#### TASK OBJECTIVE
Using the entries below, output exactly the line containing "Convert this screenshot" and all lines that follow it to the end.

Data about app and page elements
====================
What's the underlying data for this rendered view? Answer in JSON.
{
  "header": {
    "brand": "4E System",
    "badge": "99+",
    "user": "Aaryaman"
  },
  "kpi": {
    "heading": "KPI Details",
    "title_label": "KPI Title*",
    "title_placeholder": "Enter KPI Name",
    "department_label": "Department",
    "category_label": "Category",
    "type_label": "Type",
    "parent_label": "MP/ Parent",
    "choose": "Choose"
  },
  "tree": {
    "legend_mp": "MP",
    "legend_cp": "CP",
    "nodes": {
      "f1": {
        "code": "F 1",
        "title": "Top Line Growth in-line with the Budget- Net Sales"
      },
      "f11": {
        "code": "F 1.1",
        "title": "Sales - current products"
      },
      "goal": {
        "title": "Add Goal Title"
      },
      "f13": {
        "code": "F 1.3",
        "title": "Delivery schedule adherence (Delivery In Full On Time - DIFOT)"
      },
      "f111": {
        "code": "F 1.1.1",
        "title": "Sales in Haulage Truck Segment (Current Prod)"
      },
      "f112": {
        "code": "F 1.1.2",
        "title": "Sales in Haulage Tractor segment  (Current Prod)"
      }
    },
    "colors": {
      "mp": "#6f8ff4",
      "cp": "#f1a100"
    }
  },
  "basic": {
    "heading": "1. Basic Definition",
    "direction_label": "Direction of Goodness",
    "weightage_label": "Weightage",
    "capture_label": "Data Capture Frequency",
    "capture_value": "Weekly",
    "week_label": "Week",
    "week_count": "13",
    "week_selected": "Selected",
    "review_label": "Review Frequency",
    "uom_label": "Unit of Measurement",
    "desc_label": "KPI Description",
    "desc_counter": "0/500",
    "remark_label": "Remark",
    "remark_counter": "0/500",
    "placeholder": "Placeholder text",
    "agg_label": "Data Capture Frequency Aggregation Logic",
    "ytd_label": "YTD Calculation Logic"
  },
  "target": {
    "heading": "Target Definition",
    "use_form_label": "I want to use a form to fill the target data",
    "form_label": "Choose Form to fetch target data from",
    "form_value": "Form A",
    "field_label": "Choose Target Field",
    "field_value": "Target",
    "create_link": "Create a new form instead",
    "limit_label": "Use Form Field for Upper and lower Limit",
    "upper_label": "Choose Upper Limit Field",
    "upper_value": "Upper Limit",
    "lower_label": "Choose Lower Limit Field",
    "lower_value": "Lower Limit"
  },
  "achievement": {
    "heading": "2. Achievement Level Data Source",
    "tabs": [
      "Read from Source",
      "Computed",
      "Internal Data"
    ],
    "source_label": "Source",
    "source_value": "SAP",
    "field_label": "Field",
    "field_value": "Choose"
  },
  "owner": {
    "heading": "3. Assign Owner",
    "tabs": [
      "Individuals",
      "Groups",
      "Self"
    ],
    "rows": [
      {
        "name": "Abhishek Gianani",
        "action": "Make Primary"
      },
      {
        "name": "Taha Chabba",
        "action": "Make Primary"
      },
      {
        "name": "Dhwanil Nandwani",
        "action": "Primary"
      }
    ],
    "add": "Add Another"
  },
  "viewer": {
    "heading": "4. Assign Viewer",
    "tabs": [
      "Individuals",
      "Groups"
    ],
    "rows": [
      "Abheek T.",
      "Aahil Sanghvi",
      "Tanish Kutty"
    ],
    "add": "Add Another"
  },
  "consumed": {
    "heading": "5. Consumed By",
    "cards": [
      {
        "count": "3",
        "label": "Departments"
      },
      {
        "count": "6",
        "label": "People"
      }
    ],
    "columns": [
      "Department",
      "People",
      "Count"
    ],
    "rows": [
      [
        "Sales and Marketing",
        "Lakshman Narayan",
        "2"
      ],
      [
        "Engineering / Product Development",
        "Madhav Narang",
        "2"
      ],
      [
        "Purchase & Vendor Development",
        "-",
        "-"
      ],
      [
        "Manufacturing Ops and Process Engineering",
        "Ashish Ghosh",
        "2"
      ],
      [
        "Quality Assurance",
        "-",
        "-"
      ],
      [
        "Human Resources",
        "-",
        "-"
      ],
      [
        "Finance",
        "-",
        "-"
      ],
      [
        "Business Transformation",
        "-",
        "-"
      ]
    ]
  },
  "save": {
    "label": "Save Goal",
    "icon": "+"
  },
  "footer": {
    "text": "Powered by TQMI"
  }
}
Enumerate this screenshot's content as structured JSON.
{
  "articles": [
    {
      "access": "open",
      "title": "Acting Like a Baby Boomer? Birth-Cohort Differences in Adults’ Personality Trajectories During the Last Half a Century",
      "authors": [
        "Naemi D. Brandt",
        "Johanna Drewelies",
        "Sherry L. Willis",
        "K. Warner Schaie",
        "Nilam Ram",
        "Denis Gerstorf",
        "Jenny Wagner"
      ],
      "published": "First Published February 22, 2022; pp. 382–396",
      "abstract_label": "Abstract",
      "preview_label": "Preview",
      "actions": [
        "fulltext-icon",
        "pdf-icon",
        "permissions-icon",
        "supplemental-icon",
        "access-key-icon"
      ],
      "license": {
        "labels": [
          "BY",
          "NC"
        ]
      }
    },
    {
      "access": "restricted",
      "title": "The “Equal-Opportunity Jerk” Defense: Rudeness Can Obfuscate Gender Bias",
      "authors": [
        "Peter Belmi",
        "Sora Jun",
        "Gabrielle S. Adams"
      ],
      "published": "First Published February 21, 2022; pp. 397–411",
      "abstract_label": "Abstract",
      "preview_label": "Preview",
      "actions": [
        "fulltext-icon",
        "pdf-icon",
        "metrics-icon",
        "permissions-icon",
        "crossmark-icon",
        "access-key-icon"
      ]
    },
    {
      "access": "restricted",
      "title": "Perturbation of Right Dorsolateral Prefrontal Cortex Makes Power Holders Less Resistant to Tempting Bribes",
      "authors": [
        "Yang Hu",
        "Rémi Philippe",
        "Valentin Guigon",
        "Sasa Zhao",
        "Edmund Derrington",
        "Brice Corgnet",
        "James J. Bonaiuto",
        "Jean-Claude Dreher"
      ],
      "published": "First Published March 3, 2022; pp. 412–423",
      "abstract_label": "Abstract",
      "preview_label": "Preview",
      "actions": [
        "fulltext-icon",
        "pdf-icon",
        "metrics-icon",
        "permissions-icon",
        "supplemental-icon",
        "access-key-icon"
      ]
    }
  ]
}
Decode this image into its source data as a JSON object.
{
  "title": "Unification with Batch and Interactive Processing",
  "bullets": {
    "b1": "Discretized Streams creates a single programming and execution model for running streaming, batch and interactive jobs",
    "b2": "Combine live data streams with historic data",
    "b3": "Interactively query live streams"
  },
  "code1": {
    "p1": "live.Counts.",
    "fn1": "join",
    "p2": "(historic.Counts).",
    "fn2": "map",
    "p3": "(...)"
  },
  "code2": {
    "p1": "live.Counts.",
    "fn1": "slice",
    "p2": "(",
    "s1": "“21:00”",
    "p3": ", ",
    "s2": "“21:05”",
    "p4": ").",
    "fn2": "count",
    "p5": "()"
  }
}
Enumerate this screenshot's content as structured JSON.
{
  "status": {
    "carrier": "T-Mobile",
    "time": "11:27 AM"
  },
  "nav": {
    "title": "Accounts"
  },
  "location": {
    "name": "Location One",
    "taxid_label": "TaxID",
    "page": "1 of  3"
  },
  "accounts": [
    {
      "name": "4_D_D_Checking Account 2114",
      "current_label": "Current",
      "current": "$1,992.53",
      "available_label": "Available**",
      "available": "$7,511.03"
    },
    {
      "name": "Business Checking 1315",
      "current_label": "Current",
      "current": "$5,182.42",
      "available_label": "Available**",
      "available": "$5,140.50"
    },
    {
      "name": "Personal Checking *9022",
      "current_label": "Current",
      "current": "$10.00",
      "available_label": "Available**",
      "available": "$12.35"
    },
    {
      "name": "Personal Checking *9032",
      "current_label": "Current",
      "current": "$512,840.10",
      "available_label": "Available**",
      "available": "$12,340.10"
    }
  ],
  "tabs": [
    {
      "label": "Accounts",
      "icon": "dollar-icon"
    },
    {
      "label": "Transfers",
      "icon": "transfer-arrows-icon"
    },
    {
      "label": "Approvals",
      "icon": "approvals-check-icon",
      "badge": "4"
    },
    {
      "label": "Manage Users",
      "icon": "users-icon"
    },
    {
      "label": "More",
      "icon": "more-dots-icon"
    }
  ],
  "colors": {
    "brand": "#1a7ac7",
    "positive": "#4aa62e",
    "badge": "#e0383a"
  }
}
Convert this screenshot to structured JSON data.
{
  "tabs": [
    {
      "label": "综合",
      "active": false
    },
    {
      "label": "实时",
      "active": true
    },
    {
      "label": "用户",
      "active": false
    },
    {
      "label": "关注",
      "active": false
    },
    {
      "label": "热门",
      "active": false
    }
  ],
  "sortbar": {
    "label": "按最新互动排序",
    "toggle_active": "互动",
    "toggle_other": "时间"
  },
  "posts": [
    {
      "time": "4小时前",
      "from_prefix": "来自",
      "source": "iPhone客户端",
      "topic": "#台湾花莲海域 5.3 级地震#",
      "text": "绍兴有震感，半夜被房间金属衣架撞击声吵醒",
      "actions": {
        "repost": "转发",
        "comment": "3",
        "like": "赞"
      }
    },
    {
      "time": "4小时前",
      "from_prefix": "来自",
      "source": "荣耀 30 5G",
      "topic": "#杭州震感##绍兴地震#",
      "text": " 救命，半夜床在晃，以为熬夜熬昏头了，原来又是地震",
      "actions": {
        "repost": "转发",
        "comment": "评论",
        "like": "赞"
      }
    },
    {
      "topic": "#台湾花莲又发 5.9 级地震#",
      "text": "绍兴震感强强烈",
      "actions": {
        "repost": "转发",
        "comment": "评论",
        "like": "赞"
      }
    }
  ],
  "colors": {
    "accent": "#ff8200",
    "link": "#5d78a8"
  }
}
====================
#### ANSWER TO THIS EXERCISE
Convert this screenshot to structured JSON data.
{
  "tabs": [
    {
      "label": "综合",
      "active": false
    },
    {
      "label": "实时",
      "active": true
    },
    {
      "label": "用户",
      "active": false
    },
    {
      "label": "关注",
      "active": false
    },
    {
      "label": "热门",
      "active": false
    }
  ],
  "sortbar": {
    "label": "按最新互动排序",
    "toggle_active": "互动",
    "toggle_other": "时间"
  },
  "posts": [
    {
      "time": "4小时前",
      "from_prefix": "来自",
      "source": "iPhone客户端",
      "topic": "#台湾花莲海域 5.3 级地震#",
      "text": "绍兴有震感，半夜被房间金属衣架撞击声吵醒",
      "actions": {
        "repost": "转发",
        "comment": "3",
        "like": "赞"
      }
    },
    {
      "time": "4小时前",
      "from_prefix": "来自",
      "source": "荣耀 30 5G",
      "topic": "#杭州震感##绍兴地震#",
      "text": " 救命，半夜床在晃，以为熬夜熬昏头了，原来又是地震",
      "actions": {
        "repost": "转发",
        "comment": "评论",
        "like": "赞"
      }
    },
    {
      "topic": "#台湾花莲又发 5.9 级地震#",
      "text": "绍兴震感强强烈",
      "actions": {
        "repost": "转发",
        "comment": "评论",
        "like": "赞"
      }
    }
  ],
  "colors": {
    "accent": "#ff8200",
    "link": "#5d78a8"
  }
}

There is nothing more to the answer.